CFC atmospheric abundances are decreasing (Figure 2.4) because of the successful reduction in emissions resulting from the Montreal Protocol. By 2010, emissions from ODSs had been reduced by ~11 Pg CO₂-eq yr–1, which is five to six times the reduction target of the first commitment period (2008–2012) of the Kyoto Protocol (2 Pg CO₂-eq yr–1) (Velders et al., 2007). These avoided equivalent-CO₂ emissions account for the offsets to RF by stratospheric O3 depletion caused by ODSs and the use of HFCs as substitutes for them. Recent observations in Arctic and Antarctic firn air further confirm that emissions of CFCs are entirely anthropogenic (Martinerie et al., 2009; Montzka et al., 2011b). CFC-12 has the largest atmospheric abundance and GWP-weighted emissions (which are based on a 100-year time horizon) of the CFCs. Its tropospheric abundance peaked during 2000–2004. Since AR4, its global annual mean mole fraction declined by 13.8 ppt to 528.5 ppt in 2011. CFC-11 continued the decrease that started in the mid-1990s, by 12.9 ppt since 2005. In 2011, CFC-11 was 237.7 ppt. CFC-113 decreased by 4.3 ppt since 2005 to 74.3 ppt in 2011. A discrepancy exists between top-down and bottom-up methods for calculating CFC-11 emissions (Montzka et al., 2011b). Emissions calculated using top-down methods come into agreement with bottom-up estimates when a lifetime of 64 years is used for CFC-11 in place of the accepted value of 45 years; this longer lifetime (64 years) is at the upper end of the range estimated by Douglass et al. (2008) with models that more accurately simulate stratospheric circulation. Future emissions of CFCs will largely come from ‘banks’ (i.e., material residing in existing equipment or stores) rather than current production.

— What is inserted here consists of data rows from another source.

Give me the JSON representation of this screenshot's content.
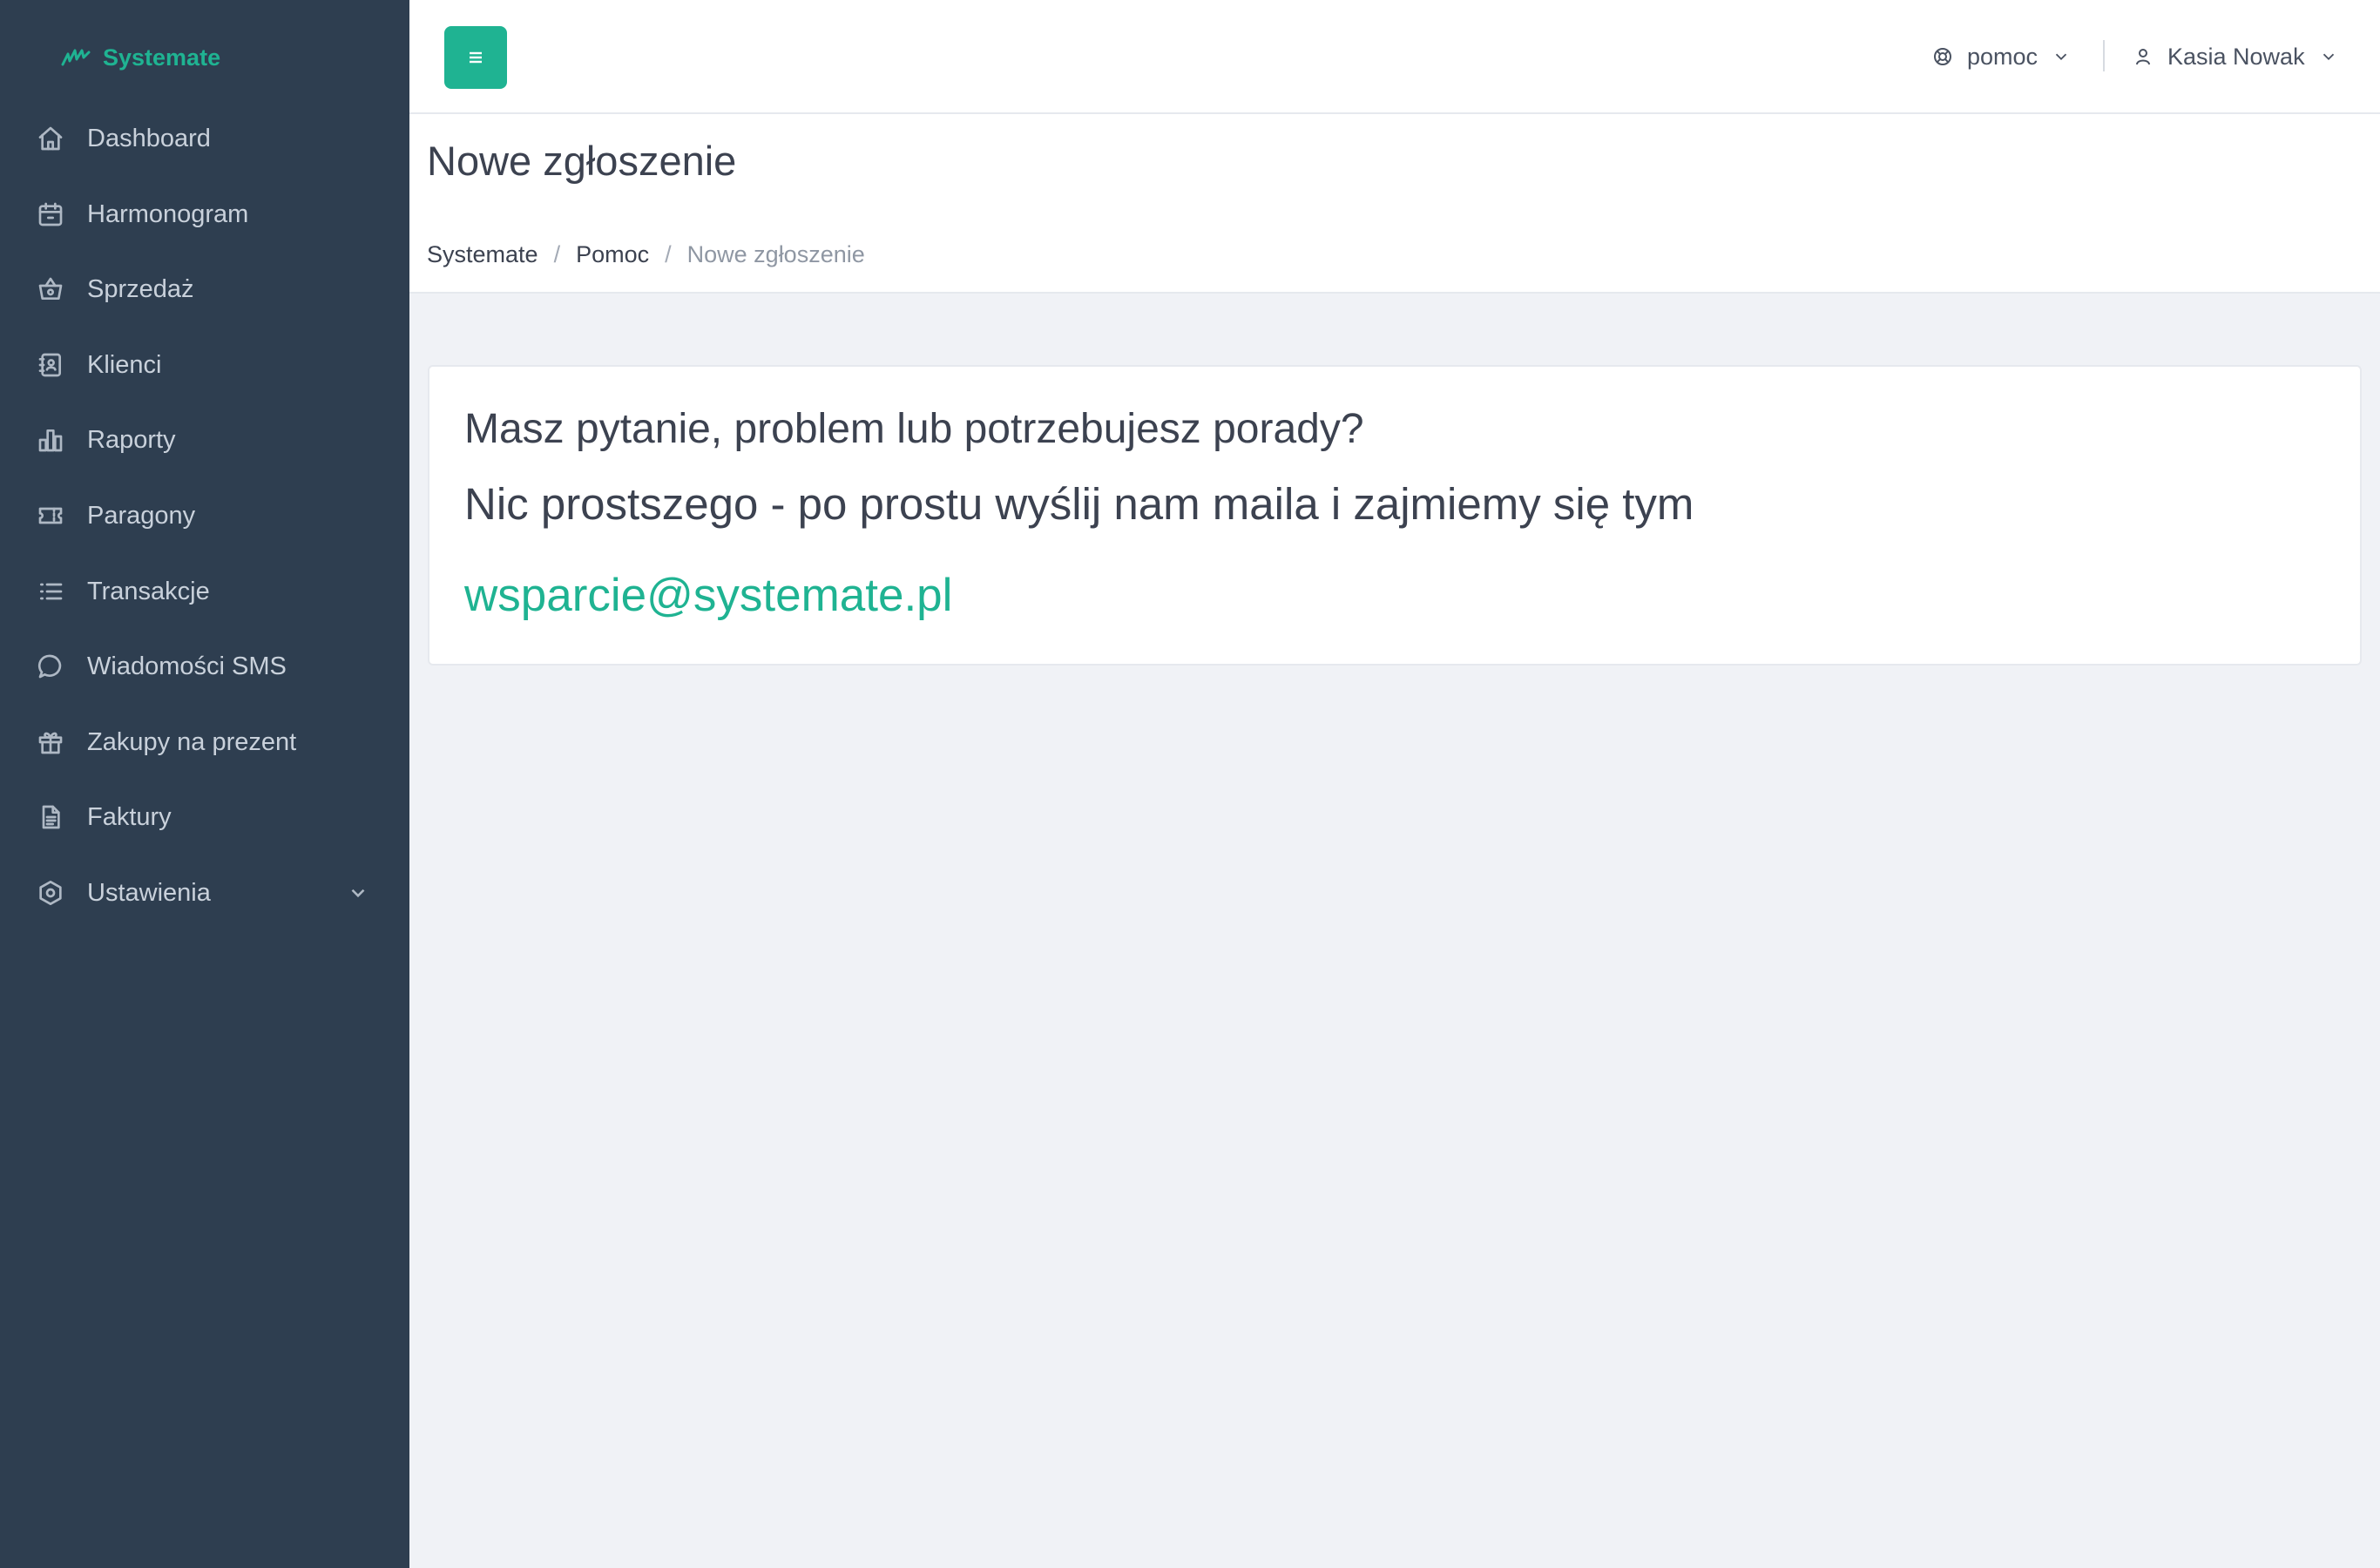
{
  "brand": {
    "name": "Systemate",
    "accent_color": "#1fb392"
  },
  "sidebar": {
    "background": "#2e3e50",
    "items": [
      {
        "label": "Dashboard",
        "icon": "home-icon"
      },
      {
        "label": "Harmonogram",
        "icon": "calendar-icon"
      },
      {
        "label": "Sprzedaż",
        "icon": "basket-icon"
      },
      {
        "label": "Klienci",
        "icon": "contacts-icon"
      },
      {
        "label": "Raporty",
        "icon": "bar-chart-icon"
      },
      {
        "label": "Paragony",
        "icon": "ticket-icon"
      },
      {
        "label": "Transakcje",
        "icon": "list-icon"
      },
      {
        "label": "Wiadomości SMS",
        "icon": "message-icon"
      },
      {
        "label": "Zakupy na prezent",
        "icon": "gift-icon"
      },
      {
        "label": "Faktury",
        "icon": "document-icon"
      },
      {
        "label": "Ustawienia",
        "icon": "settings-hexagon-icon",
        "has_submenu": true
      }
    ]
  },
  "topbar": {
    "menu_icon": "hamburger-icon",
    "help_label": "pomoc",
    "user_name": "Kasia Nowak"
  },
  "page": {
    "title": "Nowe zgłoszenie",
    "breadcrumb": [
      "Systemate",
      "Pomoc",
      "Nowe zgłoszenie"
    ]
  },
  "card": {
    "question": "Masz pytanie, problem lub potrzebujesz porady?",
    "lead": "Nic prostszego - po prostu wyślij nam maila i zajmiemy się tym",
    "email": "wsparcie@systemate.pl"
  }
}
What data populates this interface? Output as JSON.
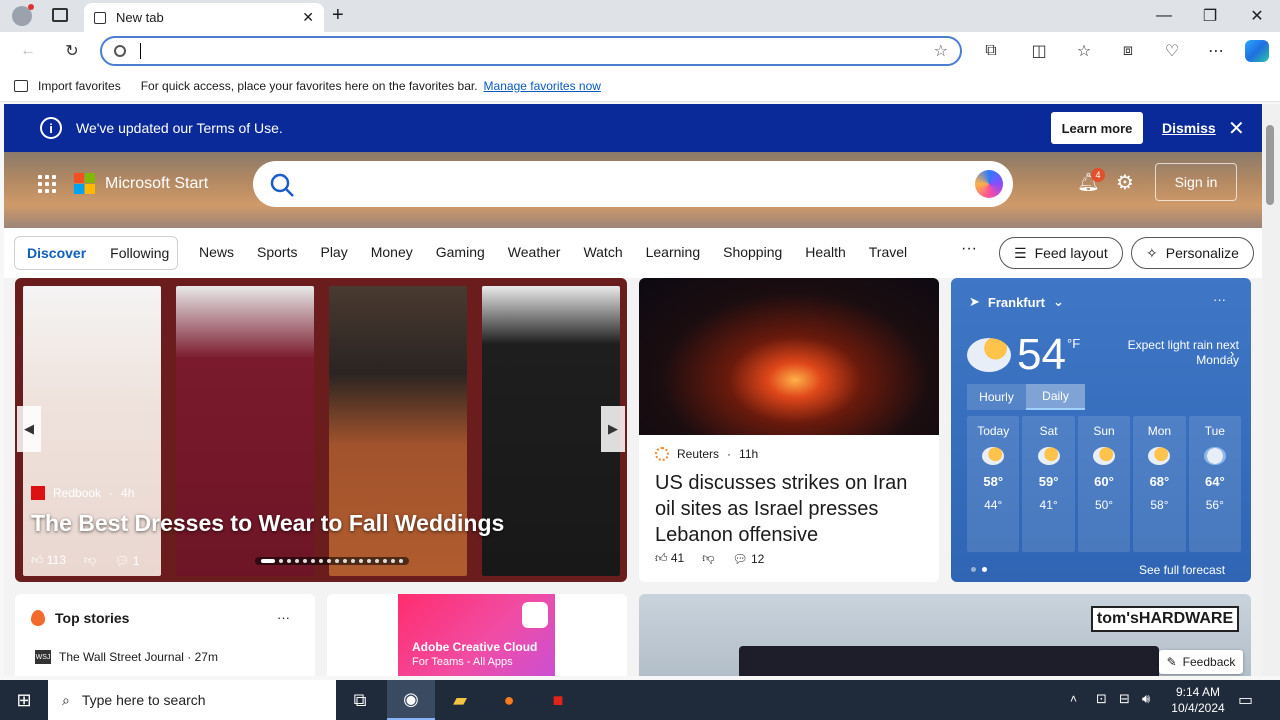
{
  "browser": {
    "tab_title": "New tab",
    "address_value": "",
    "fav_import": "Import favorites",
    "fav_hint": "For quick access, place your favorites here on the favorites bar.",
    "fav_manage": "Manage favorites now"
  },
  "notice": {
    "text": "We've updated our Terms of Use.",
    "learn_more": "Learn more",
    "dismiss": "Dismiss"
  },
  "header": {
    "brand": "Microsoft Start",
    "notif_count": "4",
    "signin": "Sign in"
  },
  "nav": {
    "discover": "Discover",
    "following": "Following",
    "items": [
      "News",
      "Sports",
      "Play",
      "Money",
      "Gaming",
      "Weather",
      "Watch",
      "Learning",
      "Shopping",
      "Health",
      "Travel"
    ],
    "more": "···",
    "feed_layout": "Feed layout",
    "personalize": "Personalize"
  },
  "hero": {
    "source": "Redbook",
    "age": "4h",
    "title": "The Best Dresses to Wear to Fall Weddings",
    "likes": "113",
    "comments": "1"
  },
  "news": {
    "source": "Reuters",
    "age": "11h",
    "title": "US discusses strikes on Iran oil sites as Israel presses Lebanon offensive",
    "likes": "41",
    "comments": "12"
  },
  "weather": {
    "location": "Frankfurt",
    "temp": "54",
    "unit": "°F",
    "note": "Expect light rain next Monday",
    "tab_hourly": "Hourly",
    "tab_daily": "Daily",
    "days": [
      {
        "name": "Today",
        "hi": "58°",
        "lo": "44°"
      },
      {
        "name": "Sat",
        "hi": "59°",
        "lo": "41°"
      },
      {
        "name": "Sun",
        "hi": "60°",
        "lo": "50°"
      },
      {
        "name": "Mon",
        "hi": "68°",
        "lo": "58°"
      },
      {
        "name": "Tue",
        "hi": "64°",
        "lo": "56°"
      }
    ],
    "forecast_link": "See full forecast"
  },
  "top_stories": {
    "title": "Top stories",
    "more": "···",
    "first_source": "The Wall Street Journal",
    "first_age": "27m"
  },
  "ad": {
    "line1": "Adobe Creative Cloud",
    "line2": "For Teams - All Apps"
  },
  "hardware": {
    "logo": "tom'sHARDWARE",
    "feedback": "Feedback"
  },
  "taskbar": {
    "search_placeholder": "Type here to search",
    "time": "9:14 AM",
    "date": "10/4/2024"
  },
  "colors": {
    "accent": "#0f5fbd",
    "notice_bg": "#0a2a9a",
    "weather_bg": "#3f77c6",
    "taskbar_bg": "#1f2a3a"
  }
}
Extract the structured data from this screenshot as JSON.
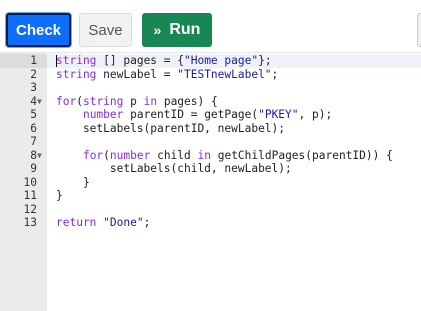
{
  "toolbar": {
    "check_label": "Check",
    "save_label": "Save",
    "run_icon": "»",
    "run_label": "Run"
  },
  "editor": {
    "lines": [
      {
        "n": "1",
        "text": "string [] pages = {\"Home page\"};"
      },
      {
        "n": "2",
        "text": "string newLabel = \"TESTnewLabel\";"
      },
      {
        "n": "3",
        "text": ""
      },
      {
        "n": "4",
        "text": "for(string p in pages) {",
        "fold": true
      },
      {
        "n": "5",
        "text": "    number parentID = getPage(\"PKEY\", p);"
      },
      {
        "n": "6",
        "text": "    setLabels(parentID, newLabel);"
      },
      {
        "n": "7",
        "text": ""
      },
      {
        "n": "8",
        "text": "    for(number child in getChildPages(parentID)) {",
        "fold": true
      },
      {
        "n": "9",
        "text": "        setLabels(child, newLabel);"
      },
      {
        "n": "10",
        "text": "    }"
      },
      {
        "n": "11",
        "text": "}"
      },
      {
        "n": "12",
        "text": ""
      },
      {
        "n": "13",
        "text": "return \"Done\";"
      }
    ],
    "active_line": 1,
    "colors": {
      "keyword": "#8a2be2",
      "string": "#1a1aa6",
      "gutter": "#ebebeb"
    }
  }
}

The mean decrease in globally, annually averaged carbon tetrachloride (CCl₄) based on NOAA and AGAGE measurements since 2005 was 7.4 ppt, with an atmospheric abundance of 85.8 ppt in 2011 (Table 2.1). The observed rate of decrease and inter-hemispheric difference of CCl₄ suggest that emissions determined from the observations are on average greater and less variable than bottom-up emission estimates, although large uncertainties in the CCl₄ lifetime result in large uncertainties in the top-down estimates of emissions (Xiao et al., 2010; Montzka et al., 2011b). CH3CCl3 has declined exponentially for about a decade, decreasing by 12.0 ppt since 2005 to 6.3 ppt in 2011. HCFCs are classified as ‘transitional substitutes’ by the Montreal Protocol. Their global production and use will ultimately be phased out, but their global production is not currently capped and, based on changes in observed spatial gradients, there has likely been a shift in emissions within the NH from regions north of about 30°N to regions south of 30°N (Montzka et al., 2009). Global levels of the three most abundant HCFCs in the atmosphere continue to increase. HCFC-22 increased by 44.5 ppt since 2005 to 213.3 ppt in 2011. Developed country emissions of HCFC-22 are decreasing, and the trend in total global emissions is driven by large increases from south and Southeast Asia (Saikawa et al., 2012). HCFC-141b increased by 3.7 ppt since 2005 to 21.4 ppt in 2011, and for HCFC-142b, the increase was 5.73 ppt to 21.1 ppt in 2011. The rates of increase in these three HCFCs increased since 2004, but the change in HCFC-141b growth rate was smaller and less persistent than for the other two, which approximately doubled from 2004 to 2007 (Montzka et al., 2009).
In summary, for ODS, whose production and consumption are controlled by the Montreal Protocol, it is certain that the global mean abundances of major CFCs are decreasing and HCFCs are increasing. Atmospheric burdens of CFC-11, CFC-12, CFC-113, CCl₄, CH3CCl3 and some halons have decreased since 2005. HCFCs, which are transitional substitutes for CFCs, continue to increase, but the spatial distribution of their emissions is changing.